• _WHAT THIS TASK INVOLVES_:
Write out every line below that includes the word "Configuration".

Start of INPUT FOR THIS TASK

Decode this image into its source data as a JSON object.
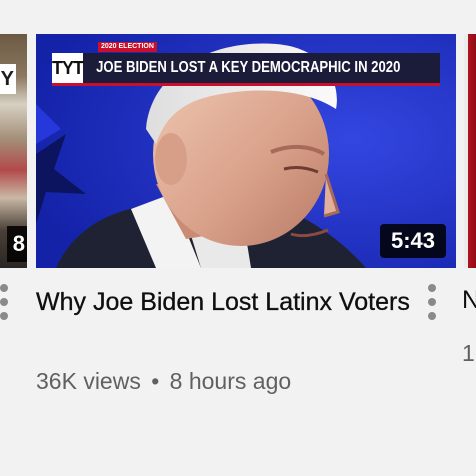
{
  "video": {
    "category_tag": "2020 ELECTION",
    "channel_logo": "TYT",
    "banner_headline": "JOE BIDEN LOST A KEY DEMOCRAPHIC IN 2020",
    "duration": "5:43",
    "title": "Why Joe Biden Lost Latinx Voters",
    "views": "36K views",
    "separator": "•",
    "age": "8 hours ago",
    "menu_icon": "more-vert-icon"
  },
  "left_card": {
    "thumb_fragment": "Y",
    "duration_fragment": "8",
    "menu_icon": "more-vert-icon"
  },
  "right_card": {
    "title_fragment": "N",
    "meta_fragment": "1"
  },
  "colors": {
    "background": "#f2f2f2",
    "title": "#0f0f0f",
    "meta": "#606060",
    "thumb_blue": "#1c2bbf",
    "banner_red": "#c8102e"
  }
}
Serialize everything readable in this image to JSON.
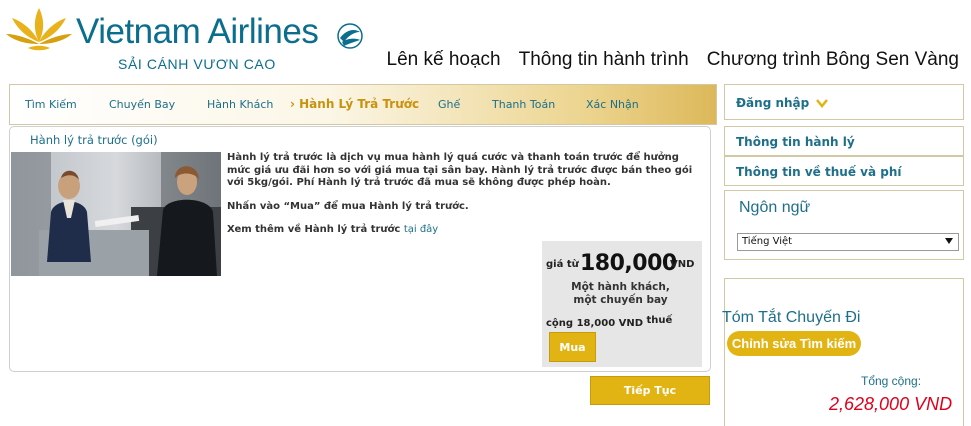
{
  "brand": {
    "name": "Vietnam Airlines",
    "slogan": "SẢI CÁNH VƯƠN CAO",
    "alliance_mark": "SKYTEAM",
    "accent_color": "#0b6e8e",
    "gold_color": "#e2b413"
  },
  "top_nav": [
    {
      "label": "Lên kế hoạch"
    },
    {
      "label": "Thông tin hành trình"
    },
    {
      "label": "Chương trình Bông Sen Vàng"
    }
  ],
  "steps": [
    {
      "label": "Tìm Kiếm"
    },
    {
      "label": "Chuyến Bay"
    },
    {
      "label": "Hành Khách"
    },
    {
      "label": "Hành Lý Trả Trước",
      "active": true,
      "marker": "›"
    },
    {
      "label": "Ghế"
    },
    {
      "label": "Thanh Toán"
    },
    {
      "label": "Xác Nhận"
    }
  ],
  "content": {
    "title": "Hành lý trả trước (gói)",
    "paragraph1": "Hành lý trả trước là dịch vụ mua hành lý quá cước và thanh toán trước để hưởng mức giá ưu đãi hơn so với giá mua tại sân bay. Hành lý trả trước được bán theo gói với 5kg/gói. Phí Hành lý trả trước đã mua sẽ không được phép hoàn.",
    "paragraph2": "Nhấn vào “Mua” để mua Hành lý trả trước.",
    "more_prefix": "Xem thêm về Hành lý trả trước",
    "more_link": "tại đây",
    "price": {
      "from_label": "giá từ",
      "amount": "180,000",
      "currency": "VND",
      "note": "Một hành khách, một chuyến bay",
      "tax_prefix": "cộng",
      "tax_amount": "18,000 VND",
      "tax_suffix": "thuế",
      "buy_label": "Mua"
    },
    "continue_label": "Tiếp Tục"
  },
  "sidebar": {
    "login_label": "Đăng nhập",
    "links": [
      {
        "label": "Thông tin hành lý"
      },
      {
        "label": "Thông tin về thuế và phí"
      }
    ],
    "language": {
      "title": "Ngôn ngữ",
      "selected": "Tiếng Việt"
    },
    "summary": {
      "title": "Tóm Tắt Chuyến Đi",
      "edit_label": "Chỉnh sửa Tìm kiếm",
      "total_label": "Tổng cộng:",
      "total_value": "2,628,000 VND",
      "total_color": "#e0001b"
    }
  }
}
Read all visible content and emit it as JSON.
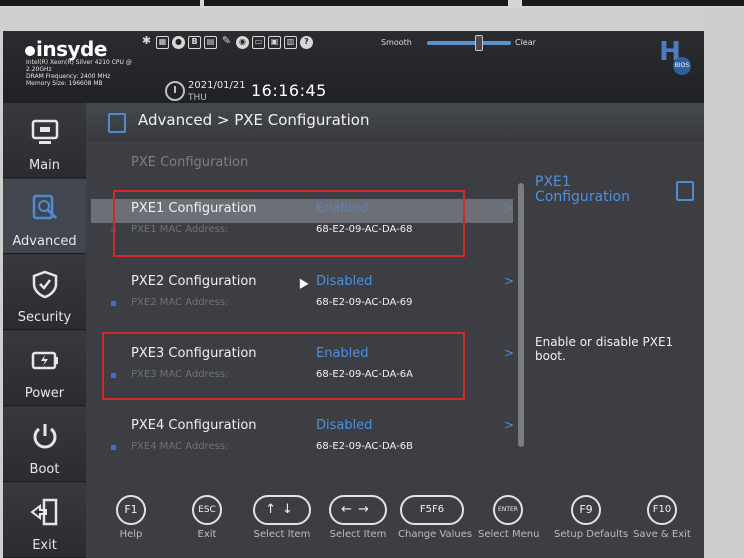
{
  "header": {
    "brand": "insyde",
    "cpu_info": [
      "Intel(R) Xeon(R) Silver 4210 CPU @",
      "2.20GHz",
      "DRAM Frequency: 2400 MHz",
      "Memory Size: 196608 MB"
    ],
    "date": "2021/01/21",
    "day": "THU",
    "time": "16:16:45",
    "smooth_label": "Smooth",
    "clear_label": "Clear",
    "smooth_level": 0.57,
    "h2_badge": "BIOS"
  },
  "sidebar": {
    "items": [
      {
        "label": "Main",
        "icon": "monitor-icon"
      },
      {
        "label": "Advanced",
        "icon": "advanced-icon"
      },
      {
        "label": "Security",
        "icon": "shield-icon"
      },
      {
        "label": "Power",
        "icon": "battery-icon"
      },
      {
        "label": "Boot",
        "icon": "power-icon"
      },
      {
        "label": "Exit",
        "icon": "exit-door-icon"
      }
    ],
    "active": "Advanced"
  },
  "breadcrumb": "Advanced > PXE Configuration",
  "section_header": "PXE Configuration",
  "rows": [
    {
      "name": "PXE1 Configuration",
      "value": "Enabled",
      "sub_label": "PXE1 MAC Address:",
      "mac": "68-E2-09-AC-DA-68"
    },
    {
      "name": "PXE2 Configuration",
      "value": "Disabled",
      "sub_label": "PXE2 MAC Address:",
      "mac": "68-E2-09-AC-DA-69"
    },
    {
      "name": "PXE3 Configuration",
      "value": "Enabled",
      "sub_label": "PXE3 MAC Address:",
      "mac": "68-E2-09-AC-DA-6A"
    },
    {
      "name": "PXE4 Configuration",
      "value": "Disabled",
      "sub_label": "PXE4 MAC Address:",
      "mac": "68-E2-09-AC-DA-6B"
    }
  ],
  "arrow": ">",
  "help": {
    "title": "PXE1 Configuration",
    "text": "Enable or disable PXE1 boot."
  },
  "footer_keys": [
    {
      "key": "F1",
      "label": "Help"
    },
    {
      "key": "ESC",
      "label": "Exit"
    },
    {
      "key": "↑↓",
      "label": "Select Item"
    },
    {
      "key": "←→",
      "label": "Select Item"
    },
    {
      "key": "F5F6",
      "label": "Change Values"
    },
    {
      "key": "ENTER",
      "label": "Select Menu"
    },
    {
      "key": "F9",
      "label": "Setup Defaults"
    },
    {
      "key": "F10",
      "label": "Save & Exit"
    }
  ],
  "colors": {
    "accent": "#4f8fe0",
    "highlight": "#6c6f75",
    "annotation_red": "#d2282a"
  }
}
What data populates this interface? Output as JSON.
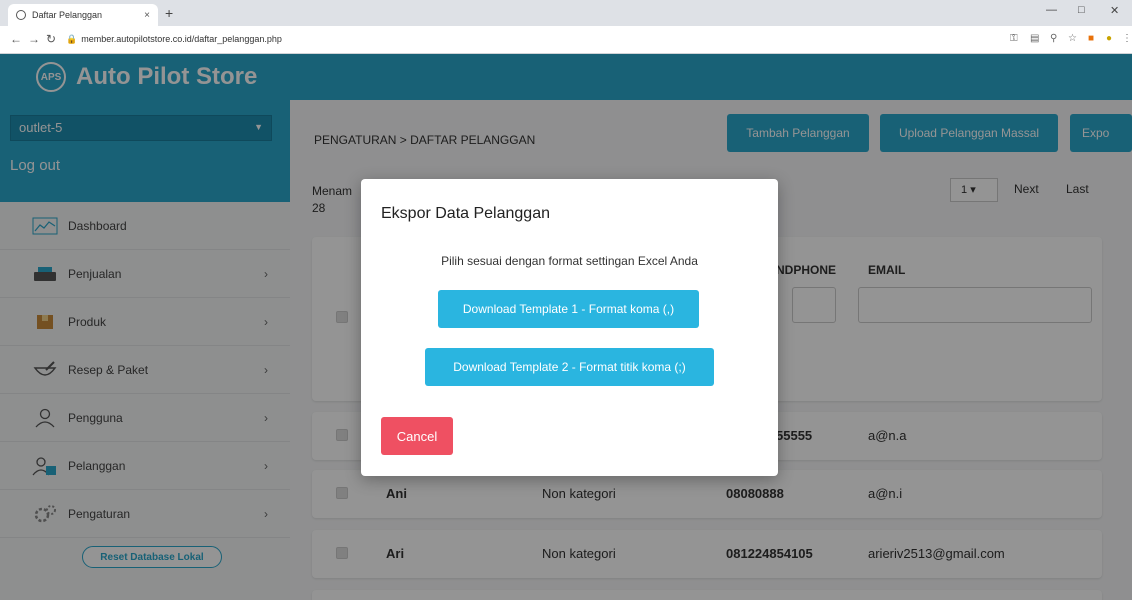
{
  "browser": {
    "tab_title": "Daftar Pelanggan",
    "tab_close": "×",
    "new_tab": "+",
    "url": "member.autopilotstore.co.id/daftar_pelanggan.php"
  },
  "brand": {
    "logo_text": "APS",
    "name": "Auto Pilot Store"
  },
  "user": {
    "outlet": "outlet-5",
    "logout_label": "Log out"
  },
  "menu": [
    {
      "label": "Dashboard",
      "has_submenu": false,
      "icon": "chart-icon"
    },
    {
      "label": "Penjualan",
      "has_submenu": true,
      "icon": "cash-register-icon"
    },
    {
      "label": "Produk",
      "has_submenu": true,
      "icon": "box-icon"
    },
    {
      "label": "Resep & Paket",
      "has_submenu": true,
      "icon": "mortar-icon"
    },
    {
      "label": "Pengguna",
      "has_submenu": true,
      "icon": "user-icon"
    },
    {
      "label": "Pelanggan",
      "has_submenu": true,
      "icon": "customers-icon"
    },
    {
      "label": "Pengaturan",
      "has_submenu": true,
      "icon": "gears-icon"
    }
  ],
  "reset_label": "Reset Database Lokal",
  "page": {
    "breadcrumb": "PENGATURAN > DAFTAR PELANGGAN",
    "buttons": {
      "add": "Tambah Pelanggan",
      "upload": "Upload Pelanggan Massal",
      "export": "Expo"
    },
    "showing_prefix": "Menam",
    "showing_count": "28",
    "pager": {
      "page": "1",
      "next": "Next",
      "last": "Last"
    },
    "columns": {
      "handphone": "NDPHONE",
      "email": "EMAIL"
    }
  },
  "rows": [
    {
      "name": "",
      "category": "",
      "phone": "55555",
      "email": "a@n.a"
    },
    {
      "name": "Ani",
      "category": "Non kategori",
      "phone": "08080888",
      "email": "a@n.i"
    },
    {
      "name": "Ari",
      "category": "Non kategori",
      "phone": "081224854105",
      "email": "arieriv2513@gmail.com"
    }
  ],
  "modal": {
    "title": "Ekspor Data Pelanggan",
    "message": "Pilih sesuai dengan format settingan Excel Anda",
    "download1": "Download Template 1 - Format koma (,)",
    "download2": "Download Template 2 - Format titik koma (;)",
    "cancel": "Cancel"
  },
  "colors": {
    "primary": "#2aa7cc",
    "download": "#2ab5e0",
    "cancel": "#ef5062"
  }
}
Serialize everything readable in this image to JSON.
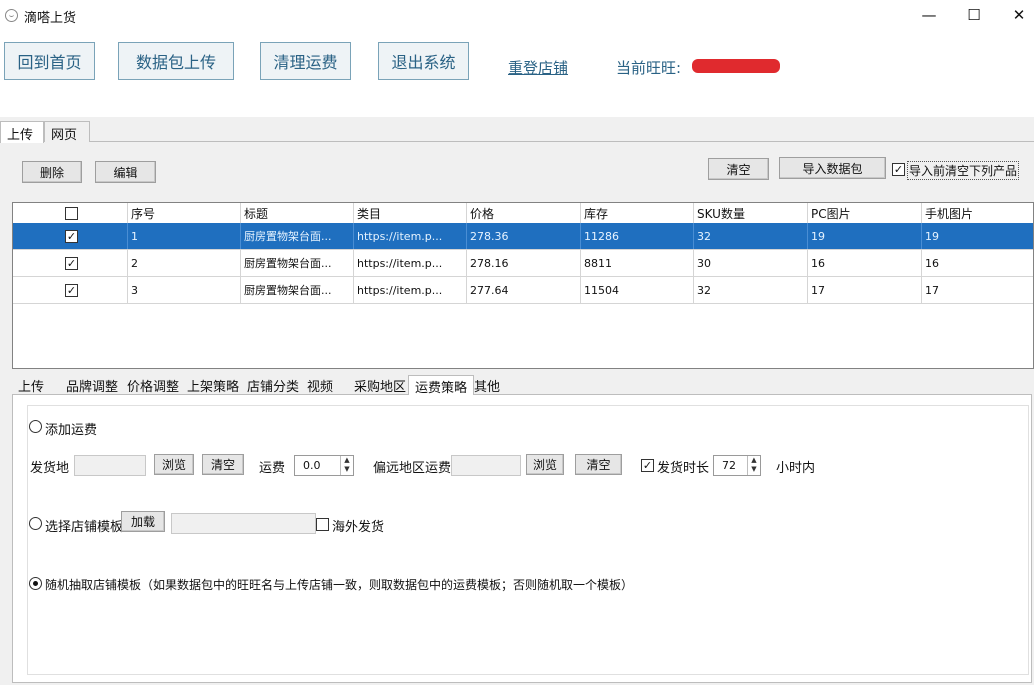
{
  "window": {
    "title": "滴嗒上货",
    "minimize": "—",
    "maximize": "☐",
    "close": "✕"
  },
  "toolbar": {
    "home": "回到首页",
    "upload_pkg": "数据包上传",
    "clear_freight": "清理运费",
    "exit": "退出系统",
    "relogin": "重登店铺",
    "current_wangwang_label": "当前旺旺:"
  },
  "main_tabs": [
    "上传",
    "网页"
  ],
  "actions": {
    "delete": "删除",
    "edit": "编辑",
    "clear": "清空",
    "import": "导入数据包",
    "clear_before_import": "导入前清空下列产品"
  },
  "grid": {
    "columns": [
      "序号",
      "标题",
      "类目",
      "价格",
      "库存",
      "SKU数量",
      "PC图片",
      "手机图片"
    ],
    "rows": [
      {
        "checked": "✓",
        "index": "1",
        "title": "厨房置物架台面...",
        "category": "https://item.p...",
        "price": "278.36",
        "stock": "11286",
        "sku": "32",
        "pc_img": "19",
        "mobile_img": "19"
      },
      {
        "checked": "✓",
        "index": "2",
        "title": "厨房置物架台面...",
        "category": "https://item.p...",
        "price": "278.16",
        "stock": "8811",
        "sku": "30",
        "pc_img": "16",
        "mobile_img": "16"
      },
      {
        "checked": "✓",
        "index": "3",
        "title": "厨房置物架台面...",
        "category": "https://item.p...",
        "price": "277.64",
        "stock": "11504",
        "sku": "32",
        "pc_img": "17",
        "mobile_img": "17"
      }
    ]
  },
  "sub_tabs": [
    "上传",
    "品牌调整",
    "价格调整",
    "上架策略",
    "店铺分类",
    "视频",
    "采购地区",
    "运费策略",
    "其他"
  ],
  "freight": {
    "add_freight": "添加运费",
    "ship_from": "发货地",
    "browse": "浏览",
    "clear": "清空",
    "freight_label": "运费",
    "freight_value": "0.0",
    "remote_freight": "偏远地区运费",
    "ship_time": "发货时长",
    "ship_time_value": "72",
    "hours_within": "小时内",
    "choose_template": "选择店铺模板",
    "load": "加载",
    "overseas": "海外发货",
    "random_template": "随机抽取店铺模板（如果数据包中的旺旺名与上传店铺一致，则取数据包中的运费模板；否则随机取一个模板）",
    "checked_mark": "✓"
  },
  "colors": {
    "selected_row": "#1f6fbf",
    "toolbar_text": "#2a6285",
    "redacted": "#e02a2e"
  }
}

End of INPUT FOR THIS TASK

• _TASK RESPONSE_:
  "breadcrumb": "Advanced > PXE Configuration",
  "section_header": "PXE Configuration",
      "name": "PXE1 Configuration",
      "name": "PXE2 Configuration",
      "name": "PXE3 Configuration",
      "name": "PXE4 Configuration",
    "title": "PXE1 Configuration",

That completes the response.